Through the end of the third quarter of 2018, the Russell 1000 Growth Index, which is comprised of growth stocks of large U.S. companies, notched annualized returns of about 14 percent over a decade. The Russell 1000 Value Index, on the other hand, returned 9 percent over the same timeframe. By some measures, it is the worst stretch of underperformance for value-style investments in 80 years.
“This type of underperformance may lead clients and advisors to abandon style diversification, but we believe this is a big mistake as style tends to be very cyclical,” says Matt Wilbur, director of advisory investments at Northwestern Mutual.
The cycle spins
Sure enough, as markets took a volatile turn in late 2018, there were signs a shift from growth and into value was afoot. In the final 6 months of 2018, the Russell 1000 Growth Index returned minus 8.24 percent, while its value index counterpart shed just 6.75 percent. High-profile growth companies like Amazon, Alphabet, Netflix and Facebook were among those leading the march downward after reporting earnings late in the year.
While it’s impossible to say if the past several months mark a changing of the guard, rising yields on U.S. Treasury bonds may help explain why growth stocks got a haircut late last year. During periods of rising Treasury yields, growth stocks have tended to sell off a bit more than the overall market. As the yields on bonds rise, paying a high price for uncertain returns far into the future on growth stocks becomes less attractive.

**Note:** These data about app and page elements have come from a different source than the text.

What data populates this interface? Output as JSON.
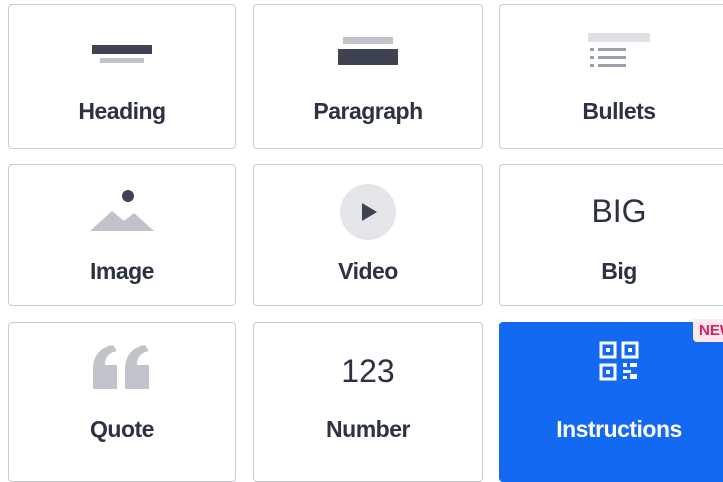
{
  "blocks": {
    "heading": {
      "label": "Heading",
      "icon": "heading-icon"
    },
    "paragraph": {
      "label": "Paragraph",
      "icon": "paragraph-icon"
    },
    "bullets": {
      "label": "Bullets",
      "icon": "bullets-icon"
    },
    "image": {
      "label": "Image",
      "icon": "image-icon"
    },
    "video": {
      "label": "Video",
      "icon": "play-icon"
    },
    "big": {
      "label": "Big",
      "icon_text": "BIG"
    },
    "quote": {
      "label": "Quote",
      "icon": "quote-icon"
    },
    "number": {
      "label": "Number",
      "icon_text": "123"
    },
    "instructions": {
      "label": "Instructions",
      "icon": "qr-code-icon",
      "badge": "NEW",
      "selected": true
    }
  },
  "colors": {
    "accent": "#1469f2",
    "icon_dark": "#3d4353",
    "icon_light": "#c0c3c9",
    "badge_text": "#d6215f",
    "badge_bg": "#ffe6ef"
  }
}
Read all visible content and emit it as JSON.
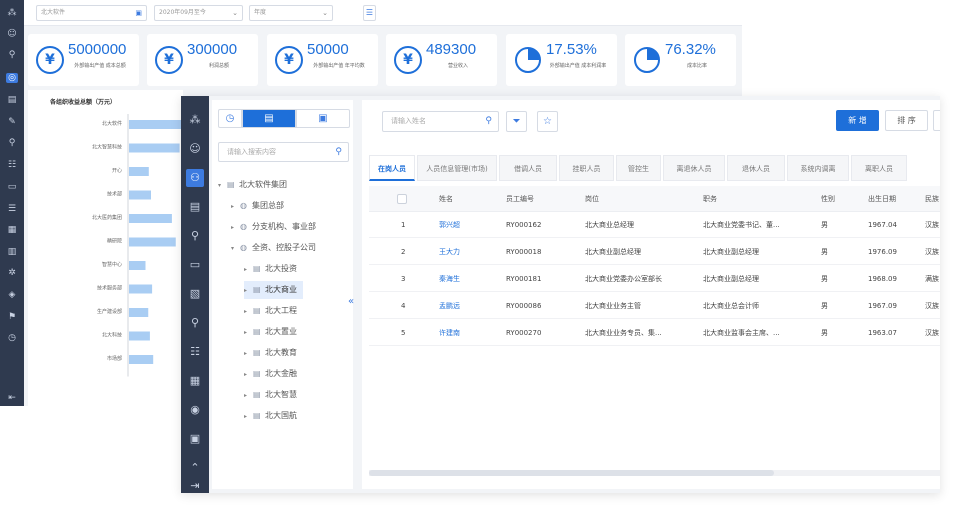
{
  "back": {
    "filters": {
      "org_placeholder": "北大软件",
      "date_value": "2020年09月至今",
      "type_value": "年度"
    },
    "kpis": [
      {
        "value": "5000000",
        "label": "外部输出产值 成本总额",
        "icon": "yen-lock-icon"
      },
      {
        "value": "300000",
        "label": "利润总额",
        "icon": "yen-lock-icon"
      },
      {
        "value": "50000",
        "label": "外部输出产值 年平均数",
        "icon": "yen-icon"
      },
      {
        "value": "489300",
        "label": "营业收入",
        "icon": "yen-icon"
      },
      {
        "value": "17.53%",
        "label": "外部输出产值 成本利润率",
        "icon": "pie-chart-icon"
      },
      {
        "value": "76.32%",
        "label": "成本比率",
        "icon": "pie-chart-icon"
      }
    ],
    "chart_title": "各组织收益总额（万元）"
  },
  "chart_data": {
    "type": "bar",
    "orientation": "horizontal",
    "title": "各组织收益总额（万元）",
    "categories": [
      "北大软件",
      "北大智慧科技",
      "开心",
      "技术部",
      "北大医药集团",
      "精研院",
      "智慧中心",
      "技术服务部",
      "生产建设部",
      "北大科技",
      "市场部"
    ],
    "values": [
      100,
      92,
      36,
      40,
      78,
      85,
      30,
      42,
      35,
      38,
      44
    ],
    "xlim": [
      0,
      100
    ]
  },
  "front": {
    "tree": {
      "search_placeholder": "请输入搜索内容",
      "nodes": [
        {
          "label": "北大软件集团",
          "level": 0,
          "expanded": true,
          "icon": "building-icon"
        },
        {
          "label": "集团总部",
          "level": 1,
          "expanded": false,
          "icon": "globe-icon"
        },
        {
          "label": "分支机构、事业部",
          "level": 1,
          "expanded": false,
          "icon": "globe-icon"
        },
        {
          "label": "全资、控股子公司",
          "level": 1,
          "expanded": true,
          "icon": "globe-icon"
        },
        {
          "label": "北大投资",
          "level": 2,
          "expanded": false,
          "icon": "building-icon"
        },
        {
          "label": "北大商业",
          "level": 2,
          "expanded": false,
          "icon": "building-icon",
          "selected": true
        },
        {
          "label": "北大工程",
          "level": 2,
          "expanded": false,
          "icon": "building-icon"
        },
        {
          "label": "北大置业",
          "level": 2,
          "expanded": false,
          "icon": "building-icon"
        },
        {
          "label": "北大教育",
          "level": 2,
          "expanded": false,
          "icon": "building-icon"
        },
        {
          "label": "北大金融",
          "level": 2,
          "expanded": false,
          "icon": "building-icon"
        },
        {
          "label": "北大智慧",
          "level": 2,
          "expanded": false,
          "icon": "building-icon"
        },
        {
          "label": "北大国航",
          "level": 2,
          "expanded": false,
          "icon": "building-icon"
        }
      ]
    },
    "toolbar": {
      "search_placeholder": "请输入姓名",
      "new_label": "新 增",
      "sort_label": "排 序"
    },
    "tabs": [
      "在岗人员",
      "人员信息管理(市场)",
      "借调人员",
      "挂职人员",
      "管控生",
      "离退休人员",
      "退休人员",
      "系统内调离",
      "离职人员"
    ],
    "table": {
      "headers": [
        "",
        "姓名",
        "员工编号",
        "岗位",
        "职务",
        "性别",
        "出生日期",
        "民族"
      ],
      "rows": [
        [
          "1",
          "郭兴超",
          "RY000162",
          "北大商业总经理",
          "北大商业党委书记、董...",
          "男",
          "1967.04",
          "汉族"
        ],
        [
          "2",
          "王大力",
          "RY000018",
          "北大商业副总经理",
          "北大商业副总经理",
          "男",
          "1976.09",
          "汉族"
        ],
        [
          "3",
          "秦海生",
          "RY000181",
          "北大商业党委办公室部长",
          "北大商业副总经理",
          "男",
          "1968.09",
          "满族"
        ],
        [
          "4",
          "孟鹏远",
          "RY000086",
          "北大商业业务主管",
          "北大商业总会计师",
          "男",
          "1967.09",
          "汉族"
        ],
        [
          "5",
          "许建南",
          "RY000270",
          "北大商业业务专员、集...",
          "北大商业监事会主席、...",
          "男",
          "1963.07",
          "汉族"
        ]
      ]
    }
  },
  "colors": {
    "accent": "#1e6fd9",
    "sidebar": "#2f3a4f",
    "bar": "#a9cdf3"
  }
}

The big takeaway
No, this is not a recommendation to switch your equity holdings from growth to value. Attempting to keep your portfolio in style will only send you on a wild goose chase. Instead, just own both.
“In the portfolios we manage we tend to be style neutral and encourage clients to resist the urge to make style bets,” says Wilbur.
Here’s why: Over the past 20 years (a wider period than the 10 years cited above) the Russell 1000 Growth Index notched annualized returns of 7.23 percent, while the Russell 1000 Value Index returned 7.64 percent. It’s basically a wash, with a slight edge toward value.
When you have a balance of growth and value in a portfolio, it’s like rocking a good pair of blue jeans: You’ll never be out of style.
No investment strategy can guarantee a profit or protect against loss.
Although stocks have historically outperformed bonds, they also have historically been more volatile. Investors should carefully consider their ability to invest during volatile periods in the market.